Another way of making a start is with an assignment, for instance, these two:
  1. The Mark: Repetition, Unity with Variation. Create a non objective painting by repeating a brushstroke (mark) all over. Create an area of interest by adjusting color and or value in an area of the painting. Artists: Alma Thomas, Joan Mitchell, Brice Marden, Jack Tworkov.
  2. The Grid:  Pattern, Variety, Emphasis. Create an asymmetrical composition based on an irregular grid. Color: Limited to a pair of complementary colors plus the use of white. Use a range of values. Look at Sean Scully, Paul Klee, Mondrian, West African Kente Cloth.

Broken into small steps, into attractive possibilities, this seems like it could be interesting and dare I say fun. I'll leave it a few days to decide whether to start...

Another thought -- why do people who could be happily drawing, or collaging (paper or fabric), or stitching, or making books or pots or clothing ... why, with this sort of creative expression happily to hand, do they set out to do something unknown, something difficult, something they risk never being satisfied with? What are they trying to prove, who are they trying to impress... Might it not be a better use of time to become more skilled in something that's less of a challenge?

3 comments:

Birdie said...

Given the post I assume that last question is for yourself?!

I begin each painting with no idea of what I will paint or how I will paint it. Or even if I can do it. That's the way I like it.

Textiles are a hobby for me and my process is different, more plans, it's easier really, that's why it's a hobby.

Painting though, that demands everything of me, my curiosity, my intelligence, my intuition, my knowledge, my experience and my willingness to takes risks, not to mention my creativity, emotions and love of colour.

And that I think is why I do things I don't know if I can do. Because nothing else is as satisfying as a task which engages every aspect of my being.

Maybe that's why everyone takes on such challenges?

Hello btw :)

Connie Rose said...

Excellent post! Thanks for Flora's video, I hadn't seen it before.

Beginning is difficult for me, too, and I feel flummoxed usually before I even begin.

I love what Birdie had to say, and perhaps it's a similar thing for me as well ~ once I get good enough at something, art quilting for instance, then it's time to move on to something else. I do think it's about the urge to branch out, try new things, challenge oneself. Surely you can't consider yourself not also doing this -- look at all the media you're constantly switching amongst.

Frequently I've disliked that I'm virtually always a beginner with a specific medium, and wish I had a lifetime body of work in one arena like so many other fantastic artists, in every medium. Alas, that's never been my way. It's always been about moving on, new challenges, learning new skills, etc., even though that's been very difficult at times.

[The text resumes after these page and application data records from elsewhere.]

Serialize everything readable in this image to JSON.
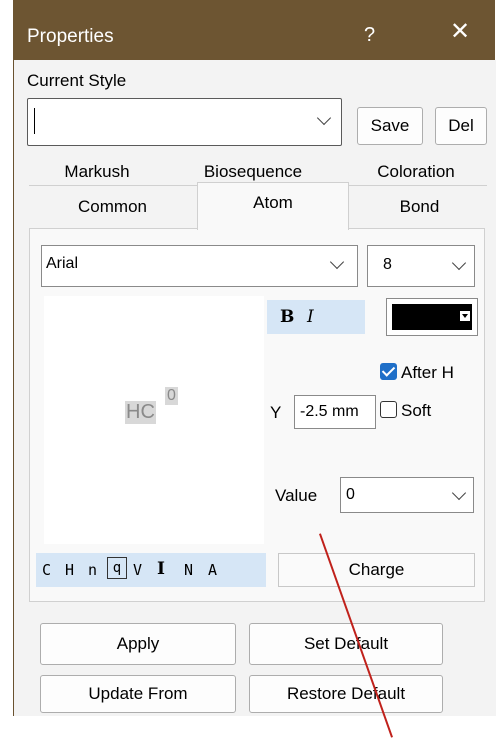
{
  "window": {
    "title": "Properties",
    "help_label": "?",
    "close_label": "✕"
  },
  "style": {
    "label": "Current Style",
    "current_value": "",
    "save_label": "Save",
    "del_label": "Del"
  },
  "tabs": {
    "row1": [
      "Markush",
      "Biosequence",
      "Coloration"
    ],
    "row2": [
      "Common",
      "Atom",
      "Bond"
    ],
    "selected": "Atom"
  },
  "atom": {
    "font_value": "Arial",
    "size_value": "8",
    "bold_label": "B",
    "italic_label": "I",
    "color": "#000000",
    "preview_text": "HC",
    "preview_superscript": "0",
    "after_h_label": "After H",
    "after_h_checked": true,
    "y_label": "Y",
    "y_value": "-2.5 mm",
    "soft_label": "Soft",
    "soft_checked": false,
    "value_label": "Value",
    "value_value": "0",
    "label_buttons": [
      "C",
      "H",
      "n",
      "q",
      "V",
      "I",
      "N",
      "A"
    ],
    "charge_label": "Charge"
  },
  "footer": {
    "apply_label": "Apply",
    "set_default_label": "Set Default",
    "update_from_label": "Update From",
    "restore_default_label": "Restore Default"
  }
}
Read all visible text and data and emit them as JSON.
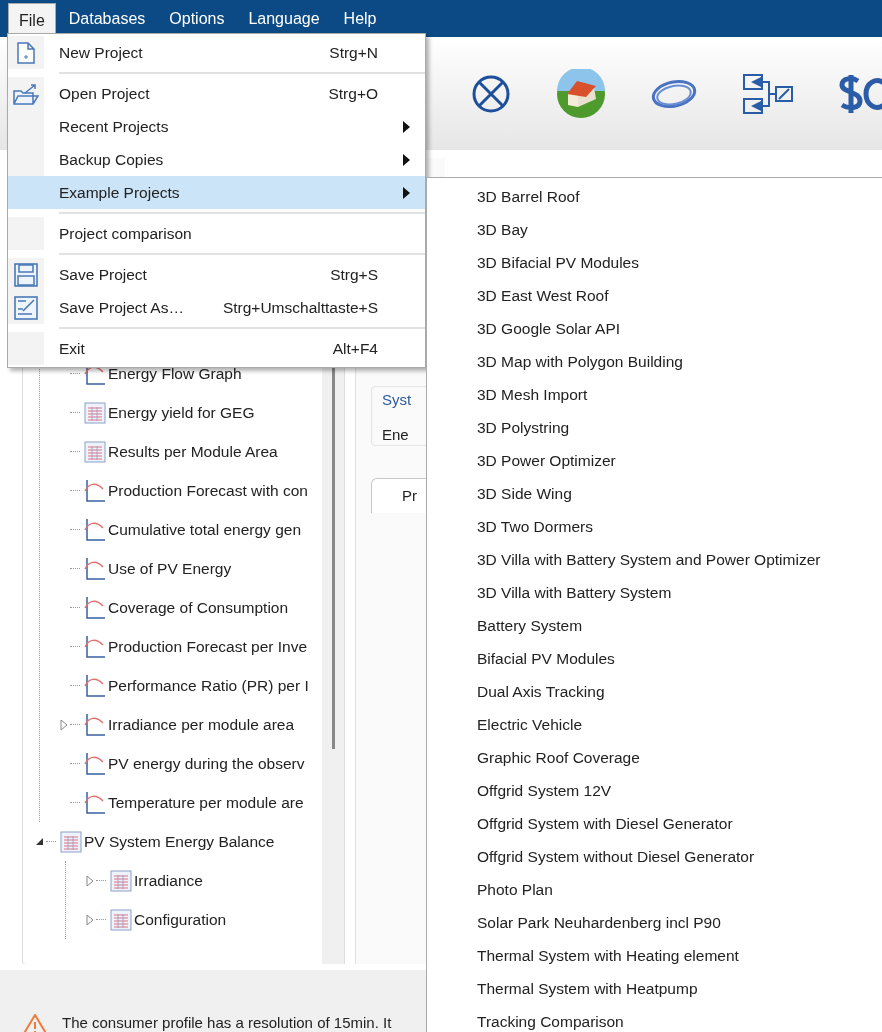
{
  "menubar": [
    {
      "label": "File",
      "selected": true
    },
    {
      "label": "Databases",
      "selected": false
    },
    {
      "label": "Options",
      "selected": false
    },
    {
      "label": "Language",
      "selected": false
    },
    {
      "label": "Help",
      "selected": false
    }
  ],
  "file_menu": {
    "groups": [
      [
        {
          "label": "New Project",
          "shortcut": "Strg+N",
          "submenu": false,
          "selected": false
        }
      ],
      [
        {
          "label": "Open Project",
          "shortcut": "Strg+O",
          "submenu": false,
          "selected": false
        },
        {
          "label": "Recent Projects",
          "submenu": true,
          "selected": false
        },
        {
          "label": "Backup Copies",
          "submenu": true,
          "selected": false
        },
        {
          "label": "Example Projects",
          "submenu": true,
          "selected": true
        }
      ],
      [
        {
          "label": "Project comparison",
          "submenu": false,
          "selected": false
        }
      ],
      [
        {
          "label": "Save Project",
          "shortcut": "Strg+S",
          "submenu": false,
          "selected": false
        },
        {
          "label": "Save Project As…",
          "shortcut": "Strg+Umschalttaste+S",
          "submenu": false,
          "selected": false
        }
      ],
      [
        {
          "label": "Exit",
          "shortcut": "Alt+F4",
          "submenu": false,
          "selected": false
        }
      ]
    ]
  },
  "example_projects": [
    "3D Barrel Roof",
    "3D Bay",
    "3D Bifacial PV Modules",
    "3D East West Roof",
    "3D Google Solar API",
    "3D Map with Polygon Building",
    "3D Mesh Import",
    "3D Polystring",
    "3D Power Optimizer",
    "3D Side Wing",
    "3D Two Dormers",
    "3D Villa with Battery System and Power Optimizer",
    "3D Villa with Battery System",
    "Battery System",
    "Bifacial PV Modules",
    "Dual Axis Tracking",
    "Electric Vehicle",
    "Graphic Roof Coverage",
    "Offgrid System 12V",
    "Offgrid System with Diesel Generator",
    "Offgrid System without Diesel Generator",
    "Photo Plan",
    "Solar Park Neuhardenberg incl P90",
    "Thermal System with Heating element",
    "Thermal System with Heatpump",
    "Tracking Comparison"
  ],
  "tree": {
    "continued_children": [
      {
        "label": "Energy Flow Graph",
        "kind": "chart"
      },
      {
        "label": "Energy yield for GEG",
        "kind": "table"
      },
      {
        "label": "Results per Module Area",
        "kind": "table"
      },
      {
        "label": "Production Forecast with con",
        "kind": "chart"
      },
      {
        "label": "Cumulative total energy gen",
        "kind": "chart"
      },
      {
        "label": "Use of PV Energy",
        "kind": "chart"
      },
      {
        "label": "Coverage of Consumption",
        "kind": "chart"
      },
      {
        "label": "Production Forecast per Inve",
        "kind": "chart"
      },
      {
        "label": "Performance Ratio (PR) per I",
        "kind": "chart"
      },
      {
        "label": "Irradiance per module area",
        "kind": "chart",
        "expanded": false
      },
      {
        "label": "PV energy during the observ",
        "kind": "chart"
      },
      {
        "label": "Temperature per module are",
        "kind": "chart"
      }
    ],
    "nodes": [
      {
        "label": "PV System Energy Balance",
        "kind": "table",
        "expanded": true,
        "children": [
          {
            "label": "Irradiance",
            "kind": "table",
            "expanded": false
          },
          {
            "label": "Configuration",
            "kind": "table",
            "expanded": false
          }
        ]
      }
    ]
  },
  "side_panel": {
    "group_title": "Syst",
    "field_value": "Ene",
    "tab_label": "Pr"
  },
  "warning": "The consumer profile has a resolution of 15min. It"
}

In every facet of life, though, I've started over so many times that I've begun to think of this as my karmic path in everything. To begin anew.

Thanks again for the great post!

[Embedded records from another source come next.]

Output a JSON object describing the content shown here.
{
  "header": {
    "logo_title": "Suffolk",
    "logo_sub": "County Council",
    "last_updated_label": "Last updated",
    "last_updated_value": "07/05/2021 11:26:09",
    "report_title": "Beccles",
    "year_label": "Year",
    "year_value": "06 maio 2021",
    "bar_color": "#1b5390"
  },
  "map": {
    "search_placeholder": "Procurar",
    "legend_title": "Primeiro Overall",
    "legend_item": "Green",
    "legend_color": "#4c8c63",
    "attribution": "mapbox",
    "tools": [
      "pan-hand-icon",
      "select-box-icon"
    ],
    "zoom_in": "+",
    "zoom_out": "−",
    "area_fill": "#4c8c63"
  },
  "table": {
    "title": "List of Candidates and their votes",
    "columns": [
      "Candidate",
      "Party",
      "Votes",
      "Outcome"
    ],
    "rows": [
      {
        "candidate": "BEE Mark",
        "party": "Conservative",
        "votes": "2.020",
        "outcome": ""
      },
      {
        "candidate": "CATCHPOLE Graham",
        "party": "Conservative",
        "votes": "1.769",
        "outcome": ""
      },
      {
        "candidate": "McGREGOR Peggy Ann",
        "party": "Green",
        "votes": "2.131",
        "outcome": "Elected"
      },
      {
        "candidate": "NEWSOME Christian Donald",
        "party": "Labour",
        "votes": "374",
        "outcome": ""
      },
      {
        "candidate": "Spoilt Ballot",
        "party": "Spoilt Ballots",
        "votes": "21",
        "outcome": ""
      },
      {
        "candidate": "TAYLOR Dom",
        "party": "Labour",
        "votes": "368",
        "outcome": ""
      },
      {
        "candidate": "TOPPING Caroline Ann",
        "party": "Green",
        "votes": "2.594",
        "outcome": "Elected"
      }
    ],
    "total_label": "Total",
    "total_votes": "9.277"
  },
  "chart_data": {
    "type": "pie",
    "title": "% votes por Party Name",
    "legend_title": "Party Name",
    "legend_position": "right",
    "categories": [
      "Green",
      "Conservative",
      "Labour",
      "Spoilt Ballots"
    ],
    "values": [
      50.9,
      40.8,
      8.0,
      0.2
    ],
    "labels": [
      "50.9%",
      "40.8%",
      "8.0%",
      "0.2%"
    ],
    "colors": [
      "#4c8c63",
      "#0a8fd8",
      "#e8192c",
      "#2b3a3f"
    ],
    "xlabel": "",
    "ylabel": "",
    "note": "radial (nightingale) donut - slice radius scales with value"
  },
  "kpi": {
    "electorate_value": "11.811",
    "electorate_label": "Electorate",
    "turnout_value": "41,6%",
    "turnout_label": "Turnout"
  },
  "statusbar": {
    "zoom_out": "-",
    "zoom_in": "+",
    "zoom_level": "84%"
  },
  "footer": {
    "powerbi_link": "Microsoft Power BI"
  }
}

Charlton Stitcher said...

I come to your thought-making comments via Connie's blog - which I've followed with great interest for some time now.

As to starting something new and something I couldn't do, when I retired almost 7 years ago, I took up textile art after very little specific previous experience but with a great deal of enthusiasm and a belief that given time I might be able to 'do it'. So perhaps that's some sort of answer to your question of why people start completely new things - a certain level of faith, maybe blind and misguided, but nevertheless faith, in themselves and their abilities.

Also, there was for me at that stage in my life, a wish to start something new and enthralling to give my life focus after giving up a very fulfilling job. I've discovered through this that staring anew can be exciting as well as intimidating. But it was more than time-filling.

All my adult life I'd told myself that, when I had time, I would go back intensively to the 'arty stuff' that I'd parked in my early 20s to earn a living. For me then, this new start was the result of a promise to myself that I knew I had to keep.

Returning to it has given me enormous enjoyment and introduced me to good friends, both here and in the 'real' world. What more could I want?